===== Records shown

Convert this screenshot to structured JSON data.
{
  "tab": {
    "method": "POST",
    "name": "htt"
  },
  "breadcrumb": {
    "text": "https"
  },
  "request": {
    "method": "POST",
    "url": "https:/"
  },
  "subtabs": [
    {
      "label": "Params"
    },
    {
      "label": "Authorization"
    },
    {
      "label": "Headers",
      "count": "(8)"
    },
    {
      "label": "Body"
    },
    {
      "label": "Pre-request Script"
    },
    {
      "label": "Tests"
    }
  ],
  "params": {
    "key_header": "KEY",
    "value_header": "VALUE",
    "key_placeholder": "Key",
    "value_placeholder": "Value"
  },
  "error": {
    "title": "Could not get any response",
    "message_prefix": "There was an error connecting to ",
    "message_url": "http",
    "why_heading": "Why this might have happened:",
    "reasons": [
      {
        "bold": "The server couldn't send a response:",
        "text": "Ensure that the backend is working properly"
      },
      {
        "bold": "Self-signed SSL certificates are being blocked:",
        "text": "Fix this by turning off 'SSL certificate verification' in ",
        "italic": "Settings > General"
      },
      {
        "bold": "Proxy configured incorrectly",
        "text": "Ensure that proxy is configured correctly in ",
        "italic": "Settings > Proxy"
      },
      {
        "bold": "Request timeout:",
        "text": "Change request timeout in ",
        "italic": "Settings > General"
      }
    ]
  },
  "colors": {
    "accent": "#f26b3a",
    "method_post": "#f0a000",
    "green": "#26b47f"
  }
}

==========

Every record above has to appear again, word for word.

Convert this screenshot to structured JSON data.
{
  "tab": {
    "method": "POST",
    "name": "htt"
  },
  "breadcrumb": {
    "text": "https"
  },
  "request": {
    "method": "POST",
    "url": "https:/"
  },
  "subtabs": [
    {
      "label": "Params"
    },
    {
      "label": "Authorization"
    },
    {
      "label": "Headers",
      "count": "(8)"
    },
    {
      "label": "Body"
    },
    {
      "label": "Pre-request Script"
    },
    {
      "label": "Tests"
    }
  ],
  "params": {
    "key_header": "KEY",
    "value_header": "VALUE",
    "key_placeholder": "Key",
    "value_placeholder": "Value"
  },
  "error": {
    "title": "Could not get any response",
    "message_prefix": "There was an error connecting to ",
    "message_url": "http",
    "why_heading": "Why this might have happened:",
    "reasons": [
      {
        "bold": "The server couldn't send a response:",
        "text": "Ensure that the backend is working properly"
      },
      {
        "bold": "Self-signed SSL certificates are being blocked:",
        "text": "Fix this by turning off 'SSL certificate verification' in ",
        "italic": "Settings > General"
      },
      {
        "bold": "Proxy configured incorrectly",
        "text": "Ensure that proxy is configured correctly in ",
        "italic": "Settings > Proxy"
      },
      {
        "bold": "Request timeout:",
        "text": "Change request timeout in ",
        "italic": "Settings > General"
      }
    ]
  },
  "colors": {
    "accent": "#f26b3a",
    "method_post": "#f0a000",
    "green": "#26b47f"
  }
}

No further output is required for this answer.